My fully organic father-in-law retired from gardening and withdrew to an assisted-living community in southern Pennsylvania, where he still manages to plant leeks, tomatoes and shallots between the shrubs. (Please don't tell anyone; it might be a code violation.) He's a generous man, but now he only grows enough vegetables and herbs for himself and his wife, so we no longer expect to receive the gifts of Swiss chard, endive, peppers and carrots that used to come by the bushel.
And did I mention potatoes?
My father-in-law grew a lot of potatoes. The old adage goes: "You will never be lonely if nature is with you." My father-in-law firmly believed: "You will never be lonely if potatoes are with you."
Anyway, we had it good for a long time -- a supply of organic produce en famille, by the hand of an Old World farmer's son who grew enough good stuff for himself and everyone connected to him.
Unless you get up and do that, it's hard to replace such a supply line of fresh vegetables untouched by pesticides or chemical fertilizer.
So I'm thinking of paying for the service in the coming growing season.
I'm thinking of taking out a subscription on organic romaine.
Here's a new acronym for you: Community-Supported Agriculture (CSA). You invest some bucks in a local farmer's growing season and share the harvest.
A note arrived from a neighbor the other day suggesting such an opportunity with One Straw Farm in White Hall, northern Baltimore County. One Straw's Web site says it is the largest organic vegetable farm in Maryland. It has supplied Baltimore restaurants, retail stores and farmer's markets with produce for years.
In the One Straw CSA program, you pay the farming family $475 now, in advance of spring planting, in exchange for produce as it becomes available during the 2007 growing season. One Straw delivers enough produce for each subscriber to feed a family of four between the first week of June and Thanksgiving. That's 24 weeks, at about $20 a week. You have to pick the produce up at certain locations. The produce, of course, varies with the season.
"They could be beets, lettuce, potatoes, strawberries, a watermelon -- whatever is ripe for picking -- enough to feed a family of four its vegetables for a week," says One Straw's Web site. "We've tested this with our family and you'll have plenty of vegetables all week and maybe some leftover to freeze for the winter."
And then there's the idea of supporting local agriculture.
"This is an economical way to enjoy the same produce you would normally pay retail for," says the neighbor's note, "and you will help support one of our local farmers, [who] has committed to farming organically."
One Straw already delivers to about 10 CSA sites. With 10 or more families in our neighborhood joining up, One Straw will be making a weekly delivery to a new location -- Govans Presbyterian Church. "And for every 10 shares I drop at the church, an extra one will be left for the church to use for an outreach project," reports Joan Norman, who runs the farm with her husband, Drew.
CSA is not an American idea; it reportedly originated in Japan, Sweden and Germany, and arrived here in the mid-1980s.

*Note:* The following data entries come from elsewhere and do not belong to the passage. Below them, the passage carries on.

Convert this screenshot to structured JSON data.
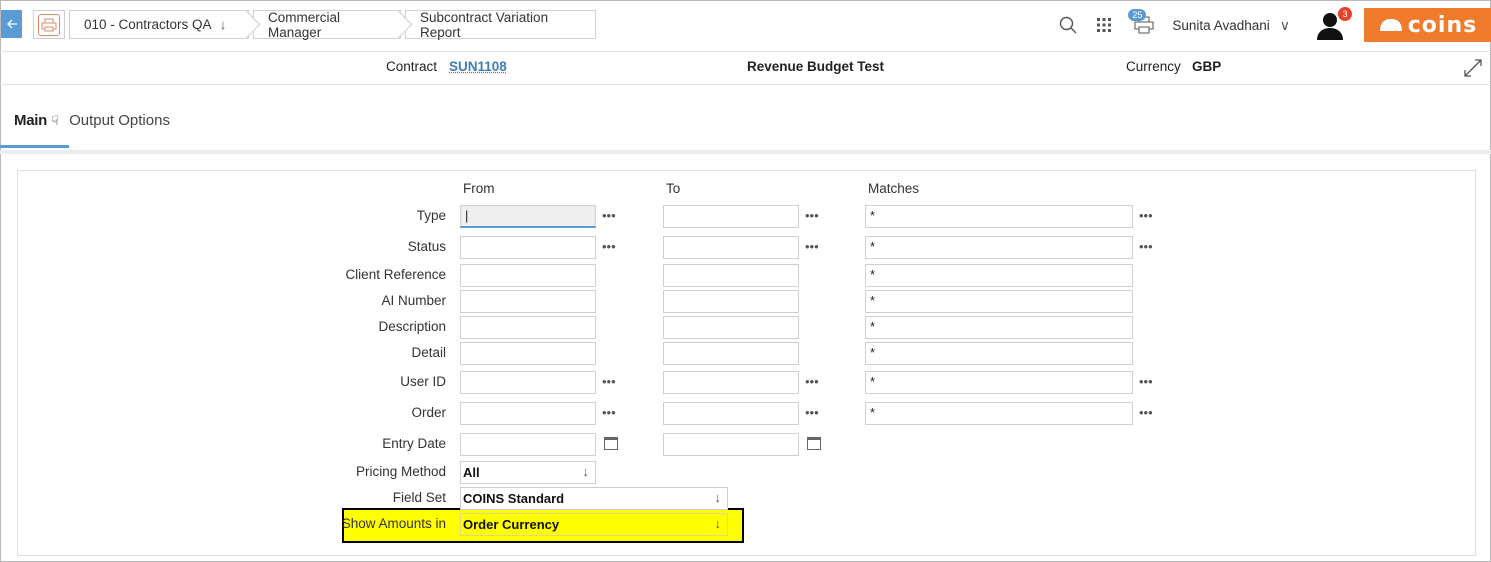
{
  "breadcrumbs": [
    {
      "label": "010 - Contractors QA"
    },
    {
      "label": "Commercial Manager"
    },
    {
      "label": "Subcontract Variation Report"
    }
  ],
  "header": {
    "user_name": "Sunita Avadhani",
    "notifications_count": "25",
    "alerts_count": "3",
    "logo_text": "COINS"
  },
  "contract_bar": {
    "contract_label": "Contract",
    "contract_value": "SUN1108",
    "title": "Revenue Budget Test",
    "currency_label": "Currency",
    "currency_value": "GBP"
  },
  "tabs": [
    {
      "label": "Main",
      "active": true
    },
    {
      "label": "Output Options",
      "active": false
    }
  ],
  "form": {
    "col_from": "From",
    "col_to": "To",
    "col_matches": "Matches",
    "rows": [
      {
        "label": "Type",
        "from": "|",
        "to": "",
        "matches": "*"
      },
      {
        "label": "Status",
        "from": "",
        "to": "",
        "matches": "*"
      },
      {
        "label": "Client Reference",
        "from": "",
        "to": "",
        "matches": "*"
      },
      {
        "label": "AI Number",
        "from": "",
        "to": "",
        "matches": "*"
      },
      {
        "label": "Description",
        "from": "",
        "to": "",
        "matches": "*"
      },
      {
        "label": "Detail",
        "from": "",
        "to": "",
        "matches": "*"
      },
      {
        "label": "User ID",
        "from": "",
        "to": "",
        "matches": "*"
      },
      {
        "label": "Order",
        "from": "",
        "to": "",
        "matches": "*"
      },
      {
        "label": "Entry Date",
        "from": "",
        "to": ""
      }
    ],
    "pricing_method": {
      "label": "Pricing Method",
      "value": "All"
    },
    "field_set": {
      "label": "Field Set",
      "value": "COINS Standard"
    },
    "show_amounts": {
      "label": "Show Amounts in",
      "value": "Order Currency"
    }
  },
  "colors": {
    "accent": "#5b9bd5",
    "brand": "#f07b2c",
    "highlight": "#ffff00"
  }
}
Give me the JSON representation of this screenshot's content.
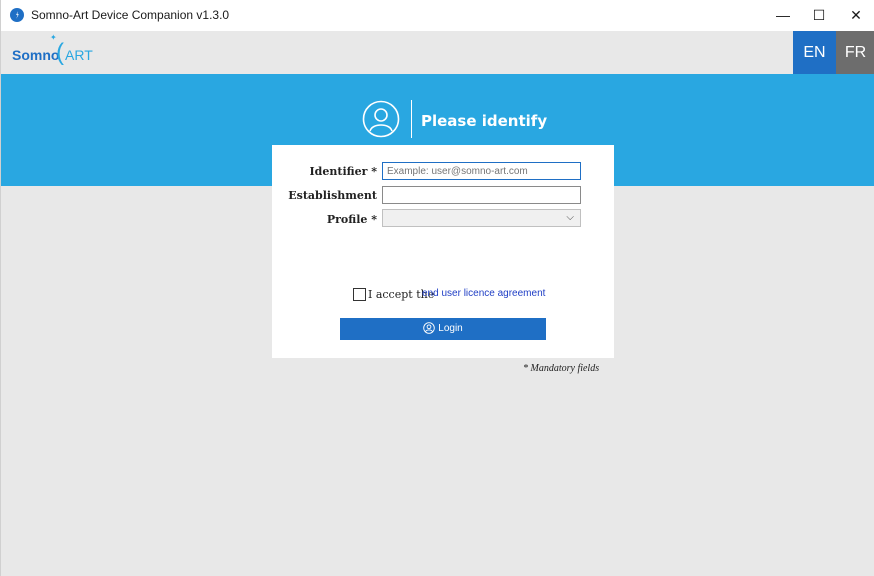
{
  "window": {
    "title": "Somno-Art Device Companion v1.3.0",
    "controls": {
      "minimize": "—",
      "maximize": "☐",
      "close": "✕"
    }
  },
  "header": {
    "logo_somno": "Somno",
    "logo_paren": "(",
    "logo_art": "ART",
    "lang_en": "EN",
    "lang_fr": "FR"
  },
  "banner": {
    "title": "Please identify"
  },
  "form": {
    "identifier_label": "Identifier *",
    "identifier_placeholder": "Example: user@somno-art.com",
    "establishment_label": "Establishment",
    "establishment_value": "",
    "profile_label": "Profile *",
    "profile_value": ""
  },
  "agreement": {
    "accept_text": "I accept the",
    "link_text": "end user licence agreement",
    "checked": false
  },
  "login": {
    "label": "Login"
  },
  "footer": {
    "mandatory_note": "* Mandatory fields"
  },
  "colors": {
    "primary": "#1f6fc5",
    "banner": "#29a7e1",
    "background": "#e8e8e8",
    "lang_inactive": "#6d6d6d"
  },
  "icons": {
    "app": "app-logo-icon",
    "user": "user-circle-icon",
    "login": "user-icon",
    "dropdown": "chevron-down-icon"
  }
}
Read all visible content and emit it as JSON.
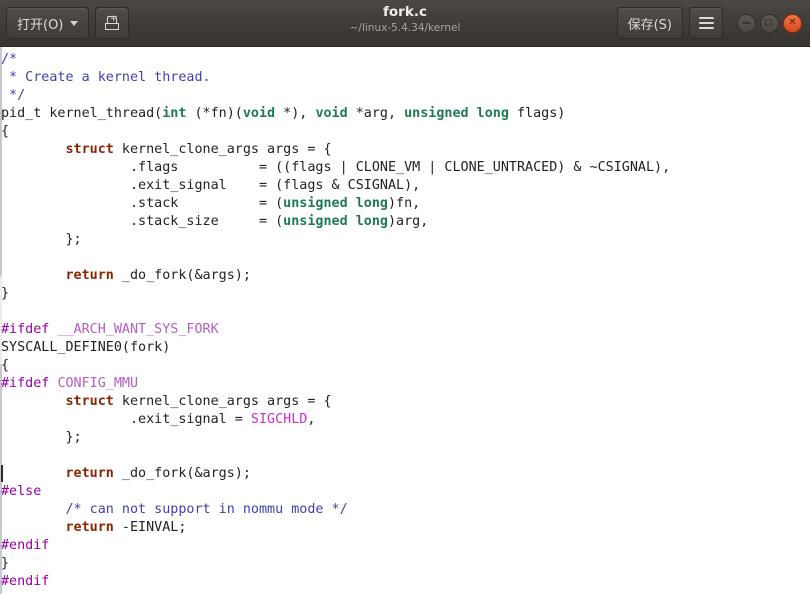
{
  "titlebar": {
    "open_label": "打开(O)",
    "open_icon": "chevron-down-icon",
    "saveas_icon": "save-as-icon",
    "title": "fork.c",
    "path": "~/linux-5.4.34/kernel",
    "save_label": "保存(S)",
    "menu_icon": "hamburger-menu-icon",
    "minimize_icon": "minimize-icon",
    "maximize_icon": "maximize-icon",
    "close_icon": "close-icon",
    "bg_color": "#3d3a37",
    "close_color": "#d8481c"
  },
  "editor": {
    "language": "c",
    "font_size_px": 13.4,
    "line_height_px": 18,
    "cursor": {
      "line": 23,
      "column": 0
    },
    "colors": {
      "background": "#ffffff",
      "foreground": "#222222",
      "comment": "#3f3fb0",
      "type_keyword": "#1f7a52",
      "control_keyword": "#8b2500",
      "preprocessor": "#9a00a8",
      "preprocessor_identifier": "#b45ec4",
      "macro_constant": "#d02ad0"
    },
    "lines": [
      [
        {
          "t": "/*",
          "c": "cmt"
        }
      ],
      [
        {
          "t": " * Create a kernel thread.",
          "c": "cmt"
        }
      ],
      [
        {
          "t": " */",
          "c": "cmt"
        }
      ],
      [
        {
          "t": "pid_t kernel_thread(",
          "c": ""
        },
        {
          "t": "int",
          "c": "kw"
        },
        {
          "t": " (*fn)(",
          "c": ""
        },
        {
          "t": "void",
          "c": "kw"
        },
        {
          "t": " *), ",
          "c": ""
        },
        {
          "t": "void",
          "c": "kw"
        },
        {
          "t": " *arg, ",
          "c": ""
        },
        {
          "t": "unsigned long",
          "c": "kw"
        },
        {
          "t": " flags)",
          "c": ""
        }
      ],
      [
        {
          "t": "{",
          "c": ""
        }
      ],
      [
        {
          "t": "        ",
          "c": ""
        },
        {
          "t": "struct",
          "c": "ctl"
        },
        {
          "t": " kernel_clone_args args = {",
          "c": ""
        }
      ],
      [
        {
          "t": "                .flags          = ((flags | CLONE_VM | CLONE_UNTRACED) & ~CSIGNAL),",
          "c": ""
        }
      ],
      [
        {
          "t": "                .exit_signal    = (flags & CSIGNAL),",
          "c": ""
        }
      ],
      [
        {
          "t": "                .stack          = (",
          "c": ""
        },
        {
          "t": "unsigned long",
          "c": "kw"
        },
        {
          "t": ")fn,",
          "c": ""
        }
      ],
      [
        {
          "t": "                .stack_size     = (",
          "c": ""
        },
        {
          "t": "unsigned long",
          "c": "kw"
        },
        {
          "t": ")arg,",
          "c": ""
        }
      ],
      [
        {
          "t": "        };",
          "c": ""
        }
      ],
      [
        {
          "t": "",
          "c": ""
        }
      ],
      [
        {
          "t": "        ",
          "c": ""
        },
        {
          "t": "return",
          "c": "ctl"
        },
        {
          "t": " _do_fork(&args);",
          "c": ""
        }
      ],
      [
        {
          "t": "}",
          "c": ""
        }
      ],
      [
        {
          "t": "",
          "c": ""
        }
      ],
      [
        {
          "t": "#ifdef",
          "c": "pp"
        },
        {
          "t": " ",
          "c": ""
        },
        {
          "t": "__ARCH_WANT_SYS_FORK",
          "c": "ppid"
        }
      ],
      [
        {
          "t": "SYSCALL_DEFINE0(fork)",
          "c": ""
        }
      ],
      [
        {
          "t": "{",
          "c": ""
        }
      ],
      [
        {
          "t": "#ifdef",
          "c": "pp"
        },
        {
          "t": " ",
          "c": ""
        },
        {
          "t": "CONFIG_MMU",
          "c": "ppid"
        }
      ],
      [
        {
          "t": "        ",
          "c": ""
        },
        {
          "t": "struct",
          "c": "ctl"
        },
        {
          "t": " kernel_clone_args args = {",
          "c": ""
        }
      ],
      [
        {
          "t": "                .exit_signal = ",
          "c": ""
        },
        {
          "t": "SIGCHLD",
          "c": "macro"
        },
        {
          "t": ",",
          "c": ""
        }
      ],
      [
        {
          "t": "        };",
          "c": ""
        }
      ],
      [
        {
          "t": "",
          "c": ""
        }
      ],
      [
        {
          "t": "        ",
          "c": ""
        },
        {
          "t": "return",
          "c": "ctl"
        },
        {
          "t": " _do_fork(&args);",
          "c": ""
        }
      ],
      [
        {
          "t": "#else",
          "c": "pp"
        }
      ],
      [
        {
          "t": "        ",
          "c": ""
        },
        {
          "t": "/* can not support in nommu mode */",
          "c": "cmt"
        }
      ],
      [
        {
          "t": "        ",
          "c": ""
        },
        {
          "t": "return",
          "c": "ctl"
        },
        {
          "t": " -EINVAL;",
          "c": ""
        }
      ],
      [
        {
          "t": "#endif",
          "c": "pp"
        }
      ],
      [
        {
          "t": "}",
          "c": ""
        }
      ],
      [
        {
          "t": "#endif",
          "c": "pp"
        }
      ]
    ]
  }
}
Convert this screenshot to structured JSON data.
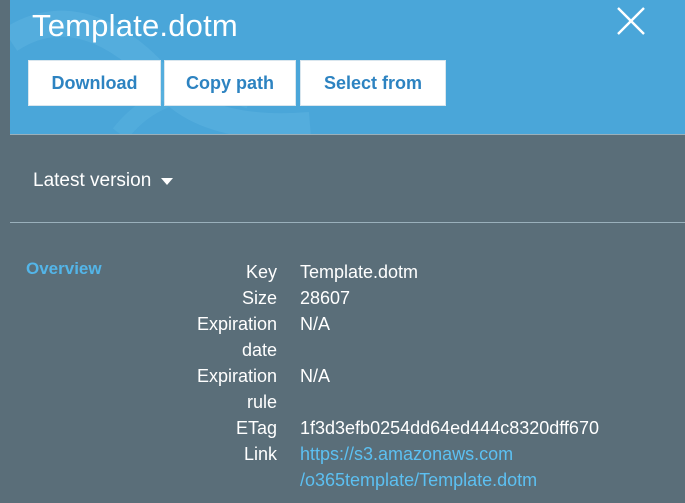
{
  "header": {
    "title": "Template.dotm",
    "buttons": {
      "download": "Download",
      "copy_path": "Copy path",
      "select_from": "Select from"
    },
    "close_icon": "close-icon"
  },
  "version": {
    "label": "Latest version",
    "icon": "caret-down-icon"
  },
  "overview": {
    "label": "Overview"
  },
  "properties": {
    "key": {
      "label": "Key",
      "value": "Template.dotm"
    },
    "size": {
      "label": "Size",
      "value": "28607"
    },
    "expiration_date": {
      "label_line1": "Expiration",
      "label_line2": "date",
      "value": "N/A"
    },
    "expiration_rule": {
      "label_line1": "Expiration",
      "label_line2": "rule",
      "value": "N/A"
    },
    "etag": {
      "label": "ETag",
      "value": "1f3d3efb0254dd64ed444c8320dff670"
    },
    "link": {
      "label": "Link",
      "line1": "https://s3.amazonaws.com",
      "line2": "/o365template/Template.dotm"
    }
  },
  "colors": {
    "header_bg": "#4aa6d9",
    "panel_bg": "#5a6e79",
    "button_text": "#2d83c1",
    "accent_text": "#53b5e8",
    "link_text": "#5cc0f2"
  }
}
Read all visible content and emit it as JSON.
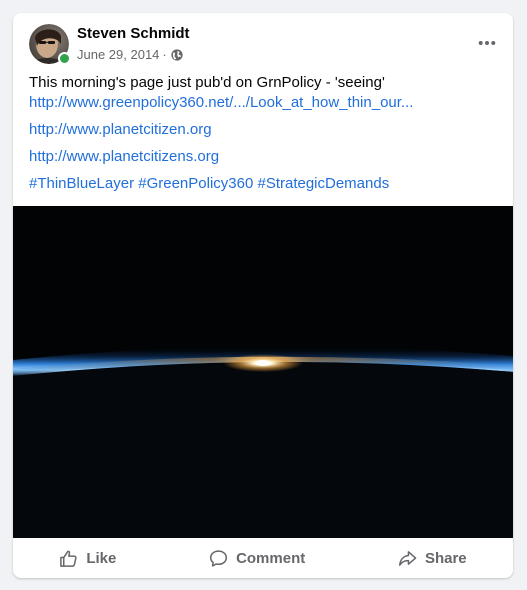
{
  "post": {
    "author": {
      "name": "Steven Schmidt",
      "online": true,
      "online_color": "#31a24c"
    },
    "date": "June 29, 2014",
    "separator": "·",
    "audience_icon": "globe-icon",
    "menu_icon": "more-dots-icon",
    "text_line1": "This morning's page just pub'd on GrnPolicy - 'seeing'",
    "link1": "http://www.greenpolicy360.net/.../Look_at_how_thin_our...",
    "link2": "http://www.planetcitizen.org",
    "link3": "http://www.planetcitizens.org",
    "hashtags": "#ThinBlueLayer #GreenPolicy360 #StrategicDemands",
    "link_color": "#216fdb",
    "image_description_icon": "earth-horizon-photo"
  },
  "actions": {
    "like": {
      "label": "Like",
      "icon": "thumbs-up-icon"
    },
    "comment": {
      "label": "Comment",
      "icon": "comment-icon"
    },
    "share": {
      "label": "Share",
      "icon": "share-icon"
    }
  }
}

This is how the U.S. Department of Agriculture defines it: "Community Supported Agriculture consists of a community of individuals who pledge support to a farm operation so that the farmland becomes, either legally or spiritually, the community's farm, with the growers and consumers providing mutual support and sharing the risks and benefits of food production."
In CSA, farmers have income long before harvest, and their customers share in their risks.
"In return," says the USDA Web site, "they receive shares in the farm's bounty throughout the growing season, as well as satisfaction gained from reconnecting to the land and participating directly in food production."
I like the sounds of this, and I've been doing the math: We pay $20 a week easily at the local supermarket for produce and canned or frozen vegetables.
Most of us are stuck with that. We don't have time for gardening on our own. Unless you're fortunate enough to have a father-in-law still active in volume gardening, the closest you get to this is the local farmer's market. The fact that One Straw is an organic farm, and certified so by the Maryland Department of Agriculture, makes this deal even more appealing, although paying $475 up front carries some risk.
There's no money-back guarantee if a crop fails, after all.
Then again, because One Straw grows a variety of vegetables and fruit, chances are there will be something available every week -- if not tomatoes, then maybe string beans.
I like the sound of this.
It's too bad we didn't think of it sooner -- back when all those small family farms were dying off or selling out to developers.
Imagine each post-World War II housing tract in the suburbs of Baltimore with its own CSA, an organic farmer set up to serve all the families in all those cul-de-sacs: fresh produce and healthier diets for the local residents, the local residents directly connected to the farmer, the farmer serving his surrounding community, keeping chemicals out of the soil and providing his heirs with a livelihood for generations.
Maybe one day, instead of building another golf course or strip mall, we'll put farms where the farms used to be.
Dan Rodricks' column appears Thursdays and Sundays. His Random Rodricks blog, updated daily, appears at http:--blogs.baltimoresun.com/news_local _rodricks/